6. Compensation is high but too routine

Unexpected rewards, say behavioral theorists, are a more effective incentive than those that have become routine. That may be why end-of-year bonuses are not considered useful in terms of motivating workers. The problem may be exacerbated by employees’ expectations that this year’s bonus will be larger than last year’s. “A company can easily get into a cycle of handing out a 10 percent bonus this year, 15 percent next and so on,” said Chamorro-Premuzic. “The year the employee gets a 5 percent bonus, what was supposed to be an incentive actually become a de-motivator.”

A possible solution is to offer smaller rewards throughout the year for jobs well done. One Mountain View, Calif., start-up, for instance, found that employees seemed happier with smaller, on-the-spot rewards, rather than a big end-of-year payment. The start-up’s CEO made it a practice to leave thank-you notes with small checks of about $100 on the desks of people she thought had performed especially well on a particular project.
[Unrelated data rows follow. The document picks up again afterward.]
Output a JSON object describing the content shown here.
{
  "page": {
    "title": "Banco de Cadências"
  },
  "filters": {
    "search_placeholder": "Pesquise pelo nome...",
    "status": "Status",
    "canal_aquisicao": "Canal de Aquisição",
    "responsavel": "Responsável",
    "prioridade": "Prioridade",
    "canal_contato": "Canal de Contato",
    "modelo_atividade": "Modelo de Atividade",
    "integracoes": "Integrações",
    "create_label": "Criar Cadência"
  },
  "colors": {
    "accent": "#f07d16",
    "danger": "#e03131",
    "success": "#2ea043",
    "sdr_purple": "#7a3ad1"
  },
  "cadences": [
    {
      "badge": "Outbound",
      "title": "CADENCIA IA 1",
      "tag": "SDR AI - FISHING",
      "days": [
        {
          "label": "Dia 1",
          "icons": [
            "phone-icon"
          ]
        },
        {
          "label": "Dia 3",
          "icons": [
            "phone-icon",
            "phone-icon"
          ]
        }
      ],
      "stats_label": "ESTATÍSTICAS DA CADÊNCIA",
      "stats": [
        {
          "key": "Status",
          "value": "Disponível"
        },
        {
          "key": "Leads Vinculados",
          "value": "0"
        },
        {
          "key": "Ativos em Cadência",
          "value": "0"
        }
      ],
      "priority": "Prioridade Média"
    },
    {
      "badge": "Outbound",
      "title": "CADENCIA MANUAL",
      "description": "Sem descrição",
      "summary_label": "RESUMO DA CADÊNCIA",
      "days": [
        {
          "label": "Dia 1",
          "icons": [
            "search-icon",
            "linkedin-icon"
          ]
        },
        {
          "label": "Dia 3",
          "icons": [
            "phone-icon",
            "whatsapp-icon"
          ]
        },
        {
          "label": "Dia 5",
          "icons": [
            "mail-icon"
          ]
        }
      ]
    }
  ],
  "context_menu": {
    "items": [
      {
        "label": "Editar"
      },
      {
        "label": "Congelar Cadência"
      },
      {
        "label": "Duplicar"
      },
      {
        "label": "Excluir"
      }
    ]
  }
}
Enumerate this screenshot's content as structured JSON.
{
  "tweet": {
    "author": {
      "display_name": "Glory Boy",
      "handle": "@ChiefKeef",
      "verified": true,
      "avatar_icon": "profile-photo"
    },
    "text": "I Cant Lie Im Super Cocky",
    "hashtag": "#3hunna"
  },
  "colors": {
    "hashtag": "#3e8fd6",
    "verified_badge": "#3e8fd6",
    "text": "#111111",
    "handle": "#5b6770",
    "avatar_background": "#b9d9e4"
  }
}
Yet even surprise rewards can quickly become routine. “The trick,” said McCoy, “is to maintain the surprise element. Once you start handing out the checks, employees may soon start to expect them.”

7. High pay for an individual violates a company’s values

Most corporations place a strong value on teams, and big differences in compensation can create tensions and undermine the strength of teams. Consultants say they repeatedly see this in Scandinavian countries and Japan.

“Singling people out can be very normal in some cultures, but not at all normal in others, and managers need to be sensitive to that,” said Hay Group’s McMullen. “I’ve seen that happen in Nordic countries, for instance, where there is less differentiation in individual pay. Principles for compensation need to be aligned with the unique culture of an organization. Even within a country there could be significant differences between one corporation and another.”

8. Diva Syndrome or Impostor Syndrome

Hollywood has often depicted its own rich and famous movie stars as uncooperative prima donnas who demand constant special treatment. Behavior theorists believe that certain people, when given very high monetary compensation, come to believe that they are superior to other workers. This belief can in turn lower their performance. The overconfident CEOs in the 2014 compensation study mentioned above may have been suffering from a form of Diva Syndrome.

Impostor Syndrome can be equally harmful. Impostor Syndrome, a sense of being undeserving of the rewards a successful person has attained, may be triggered by high compensation. In 1978, psychologists Pauline Rose Clance and Suzanne Imes discovered that 70 percent of the successful people they had interviewed admitted to feeling like a fraud at least some of the time. Those people believed their success could be attributed to others’ misplaced faith in them. A 2011 survey by the Institute for Leadership and Management found that women, in particular, were susceptible to Impostor Syndrome. The study named the phenomenon as a key reason why certain workers don’t seek promotions, or end up leaving their job altogether. Managers may avoid the most negative effects of Impostor Syndrome by making clear to that employee just why she is receiving such recognition and compensation.

In the long run, paying more only to see employee engagement decline is especially disconcerting for managers because it affects both top-line and bottom-line growth. But the problem must be kept in perspective. De-motivation seems to occur only under certain circumstances such as those outlined above, and is more prevalent at the upper echelons of management. In fact, those who monitor compensation issues say that overpaying workers is still relatively rare.

“More people feel underpaid than overpaid, whether it is true or not,” said McMullen.

Authors

  • Victoria Griffith

    Contributor, Korn Ferry Institute